Every entry in the data below needs to be repeated exactly.

___ RECORDS FOR THE EXERCISE

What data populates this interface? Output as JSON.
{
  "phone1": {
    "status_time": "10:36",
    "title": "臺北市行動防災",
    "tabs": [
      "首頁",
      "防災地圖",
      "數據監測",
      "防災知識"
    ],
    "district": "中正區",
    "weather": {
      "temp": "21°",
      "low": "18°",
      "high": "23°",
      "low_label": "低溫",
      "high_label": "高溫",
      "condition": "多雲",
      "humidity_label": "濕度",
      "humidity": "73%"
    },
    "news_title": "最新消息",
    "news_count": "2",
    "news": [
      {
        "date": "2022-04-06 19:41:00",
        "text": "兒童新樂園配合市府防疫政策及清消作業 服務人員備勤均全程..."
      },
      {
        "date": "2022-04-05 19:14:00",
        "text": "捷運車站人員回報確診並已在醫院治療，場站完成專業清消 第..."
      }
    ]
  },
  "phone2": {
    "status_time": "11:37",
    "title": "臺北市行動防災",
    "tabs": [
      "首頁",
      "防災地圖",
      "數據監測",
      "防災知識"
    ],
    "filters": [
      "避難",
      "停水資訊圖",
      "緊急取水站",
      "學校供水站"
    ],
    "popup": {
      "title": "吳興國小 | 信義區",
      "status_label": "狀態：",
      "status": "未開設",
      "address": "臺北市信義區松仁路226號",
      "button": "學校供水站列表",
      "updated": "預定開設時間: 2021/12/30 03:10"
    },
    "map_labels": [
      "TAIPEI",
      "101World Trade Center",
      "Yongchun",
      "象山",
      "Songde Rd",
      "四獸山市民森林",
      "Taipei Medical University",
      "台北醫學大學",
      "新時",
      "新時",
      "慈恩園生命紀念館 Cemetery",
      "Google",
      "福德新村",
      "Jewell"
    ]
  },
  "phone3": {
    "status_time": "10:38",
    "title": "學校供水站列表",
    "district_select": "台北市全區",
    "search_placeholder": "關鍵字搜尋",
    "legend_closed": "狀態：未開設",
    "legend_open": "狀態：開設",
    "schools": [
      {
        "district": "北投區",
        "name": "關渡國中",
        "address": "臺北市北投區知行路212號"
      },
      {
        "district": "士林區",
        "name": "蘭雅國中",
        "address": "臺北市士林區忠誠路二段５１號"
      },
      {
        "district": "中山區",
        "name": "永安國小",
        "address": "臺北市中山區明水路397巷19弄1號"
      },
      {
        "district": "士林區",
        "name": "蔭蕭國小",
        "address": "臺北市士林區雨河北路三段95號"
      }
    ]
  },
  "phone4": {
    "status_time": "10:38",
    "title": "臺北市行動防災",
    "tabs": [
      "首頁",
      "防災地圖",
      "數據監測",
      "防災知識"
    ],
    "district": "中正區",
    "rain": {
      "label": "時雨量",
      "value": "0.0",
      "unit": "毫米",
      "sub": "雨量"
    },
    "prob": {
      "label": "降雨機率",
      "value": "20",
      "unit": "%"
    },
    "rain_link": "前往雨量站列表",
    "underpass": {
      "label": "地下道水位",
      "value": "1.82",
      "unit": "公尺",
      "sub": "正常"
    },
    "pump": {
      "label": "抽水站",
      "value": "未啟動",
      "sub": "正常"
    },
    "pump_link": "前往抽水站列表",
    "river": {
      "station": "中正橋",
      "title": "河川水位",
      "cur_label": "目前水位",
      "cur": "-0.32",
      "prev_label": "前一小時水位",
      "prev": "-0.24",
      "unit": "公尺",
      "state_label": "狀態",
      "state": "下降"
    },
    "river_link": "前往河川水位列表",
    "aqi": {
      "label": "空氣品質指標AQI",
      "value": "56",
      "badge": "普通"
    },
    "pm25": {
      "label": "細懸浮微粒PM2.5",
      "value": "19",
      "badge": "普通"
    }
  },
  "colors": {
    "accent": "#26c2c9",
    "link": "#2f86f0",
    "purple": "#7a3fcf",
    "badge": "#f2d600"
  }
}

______

REPLY TO THE EXERCISE –
What data populates this interface? Output as JSON.
{
  "phone1": {
    "status_time": "10:36",
    "title": "臺北市行動防災",
    "tabs": [
      "首頁",
      "防災地圖",
      "數據監測",
      "防災知識"
    ],
    "district": "中正區",
    "weather": {
      "temp": "21°",
      "low": "18°",
      "high": "23°",
      "low_label": "低溫",
      "high_label": "高溫",
      "condition": "多雲",
      "humidity_label": "濕度",
      "humidity": "73%"
    },
    "news_title": "最新消息",
    "news_count": "2",
    "news": [
      {
        "date": "2022-04-06 19:41:00",
        "text": "兒童新樂園配合市府防疫政策及清消作業 服務人員備勤均全程..."
      },
      {
        "date": "2022-04-05 19:14:00",
        "text": "捷運車站人員回報確診並已在醫院治療，場站完成專業清消 第..."
      }
    ]
  },
  "phone2": {
    "status_time": "11:37",
    "title": "臺北市行動防災",
    "tabs": [
      "首頁",
      "防災地圖",
      "數據監測",
      "防災知識"
    ],
    "filters": [
      "避難",
      "停水資訊圖",
      "緊急取水站",
      "學校供水站"
    ],
    "popup": {
      "title": "吳興國小 | 信義區",
      "status_label": "狀態：",
      "status": "未開設",
      "address": "臺北市信義區松仁路226號",
      "button": "學校供水站列表",
      "updated": "預定開設時間: 2021/12/30 03:10"
    },
    "map_labels": [
      "TAIPEI",
      "101World Trade Center",
      "Yongchun",
      "象山",
      "Songde Rd",
      "四獸山市民森林",
      "Taipei Medical University",
      "台北醫學大學",
      "新時",
      "新時",
      "慈恩園生命紀念館 Cemetery",
      "Google",
      "福德新村",
      "Jewell"
    ]
  },
  "phone3": {
    "status_time": "10:38",
    "title": "學校供水站列表",
    "district_select": "台北市全區",
    "search_placeholder": "關鍵字搜尋",
    "legend_closed": "狀態：未開設",
    "legend_open": "狀態：開設",
    "schools": [
      {
        "district": "北投區",
        "name": "關渡國中",
        "address": "臺北市北投區知行路212號"
      },
      {
        "district": "士林區",
        "name": "蘭雅國中",
        "address": "臺北市士林區忠誠路二段５１號"
      },
      {
        "district": "中山區",
        "name": "永安國小",
        "address": "臺北市中山區明水路397巷19弄1號"
      },
      {
        "district": "士林區",
        "name": "蔭蕭國小",
        "address": "臺北市士林區雨河北路三段95號"
      }
    ]
  },
  "phone4": {
    "status_time": "10:38",
    "title": "臺北市行動防災",
    "tabs": [
      "首頁",
      "防災地圖",
      "數據監測",
      "防災知識"
    ],
    "district": "中正區",
    "rain": {
      "label": "時雨量",
      "value": "0.0",
      "unit": "毫米",
      "sub": "雨量"
    },
    "prob": {
      "label": "降雨機率",
      "value": "20",
      "unit": "%"
    },
    "rain_link": "前往雨量站列表",
    "underpass": {
      "label": "地下道水位",
      "value": "1.82",
      "unit": "公尺",
      "sub": "正常"
    },
    "pump": {
      "label": "抽水站",
      "value": "未啟動",
      "sub": "正常"
    },
    "pump_link": "前往抽水站列表",
    "river": {
      "station": "中正橋",
      "title": "河川水位",
      "cur_label": "目前水位",
      "cur": "-0.32",
      "prev_label": "前一小時水位",
      "prev": "-0.24",
      "unit": "公尺",
      "state_label": "狀態",
      "state": "下降"
    },
    "river_link": "前往河川水位列表",
    "aqi": {
      "label": "空氣品質指標AQI",
      "value": "56",
      "badge": "普通"
    },
    "pm25": {
      "label": "細懸浮微粒PM2.5",
      "value": "19",
      "badge": "普通"
    }
  },
  "colors": {
    "accent": "#26c2c9",
    "link": "#2f86f0",
    "purple": "#7a3fcf",
    "badge": "#f2d600"
  }
}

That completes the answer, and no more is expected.